Its formal title is the Cushing Tumor Registry, and it addresses the work of Cushing from 1900 to 1933.
Starting in 1902, he started sparing instances of his work close-by enormous measures of documentation: By the time he registry got together Yale in 1934, Cushing had gathered more than 2,200 consistent examinations, including identity delineations, tumor tests and 15,000 photographic negatives, both fit as a fiddle and glass plate.
According to Dagradi, it was a woman, Dr. Louise Eisenhardt, who at first looked after the social event.
"It had a position of centrality and examination," says Dagradi, "She was one of the primary forces of how the party was arranged up together." After her end in 1967, as better investigating headway started to evacuate the need for physical outlines, "It changed into a picked up issue." So Cushing's brains, as they were called, were moved into the whirlwind cellar from a Yale helpful school quarter in 1979.
"The photos uncovered this entire other point of view of the party," says Dagradi, who was a photograph taker working for Yale when the mid-'90s attempt started," I got concentrated on the photographs.
Of particular symptomatic worth for Dr. Cushing were defies and hands: veins being stopped up or fingernail flaws were strong verification of particular diseases.
Over 10 years in the system of unloading, recording, digitizing and inventorying the photographs, Dagradi says Dr. Cushing's social affair still holds insider facts.
Who were the patients? Who were the photo takers? And an enormous number of pictures, she accesses that only a quarter, around 2,500, have been stocked absolutely, a difficult strategy that incorporates arranging the case number on the photo to Dr. Cushing's cases and other created documentation.
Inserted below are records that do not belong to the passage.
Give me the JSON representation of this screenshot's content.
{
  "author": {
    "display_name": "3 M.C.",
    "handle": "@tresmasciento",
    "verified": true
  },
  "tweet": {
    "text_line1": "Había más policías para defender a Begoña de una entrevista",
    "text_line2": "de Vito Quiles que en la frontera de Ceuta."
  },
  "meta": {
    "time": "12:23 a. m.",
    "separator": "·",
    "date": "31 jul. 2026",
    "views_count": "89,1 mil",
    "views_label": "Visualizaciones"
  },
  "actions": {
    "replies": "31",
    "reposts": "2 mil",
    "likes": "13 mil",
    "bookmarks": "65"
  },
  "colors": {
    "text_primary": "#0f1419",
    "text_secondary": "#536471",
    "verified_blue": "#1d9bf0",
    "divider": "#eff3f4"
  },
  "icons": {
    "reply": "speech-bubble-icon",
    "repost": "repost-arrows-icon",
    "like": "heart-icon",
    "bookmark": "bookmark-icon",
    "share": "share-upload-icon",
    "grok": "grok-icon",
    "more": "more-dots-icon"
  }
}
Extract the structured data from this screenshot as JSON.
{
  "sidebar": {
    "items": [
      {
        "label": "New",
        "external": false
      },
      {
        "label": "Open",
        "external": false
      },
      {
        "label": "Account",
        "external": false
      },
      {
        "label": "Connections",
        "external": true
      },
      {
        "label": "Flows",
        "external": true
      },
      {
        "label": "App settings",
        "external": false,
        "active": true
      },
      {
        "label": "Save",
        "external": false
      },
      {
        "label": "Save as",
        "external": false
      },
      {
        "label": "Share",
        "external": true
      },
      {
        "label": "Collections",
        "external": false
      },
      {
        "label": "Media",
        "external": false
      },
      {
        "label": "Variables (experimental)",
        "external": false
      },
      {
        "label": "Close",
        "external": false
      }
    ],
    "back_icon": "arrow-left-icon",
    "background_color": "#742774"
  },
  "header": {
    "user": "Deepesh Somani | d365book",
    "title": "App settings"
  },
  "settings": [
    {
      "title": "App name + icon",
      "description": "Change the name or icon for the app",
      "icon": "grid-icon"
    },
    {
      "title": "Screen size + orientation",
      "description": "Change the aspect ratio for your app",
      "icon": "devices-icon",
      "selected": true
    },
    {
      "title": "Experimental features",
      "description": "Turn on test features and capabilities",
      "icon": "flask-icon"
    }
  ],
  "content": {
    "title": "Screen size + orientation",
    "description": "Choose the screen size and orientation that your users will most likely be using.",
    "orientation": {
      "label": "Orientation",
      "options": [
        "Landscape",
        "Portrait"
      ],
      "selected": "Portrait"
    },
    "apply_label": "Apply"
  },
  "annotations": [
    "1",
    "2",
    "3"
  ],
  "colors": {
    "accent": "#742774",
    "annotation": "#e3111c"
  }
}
Names are difficult to confirm and Dagradi says that regardless of the way that it is fantastical that any of the people envisioned are still alive, restorative ethics deny her from releasing any perceiving information.
Reliably, Dagradi and her gathering look at a more noteworthy measure of Dr. Cushing's patients.
In case Dr. Cushing could fathom that one sickness better through these patient pictures, maybe then someone else could be saved.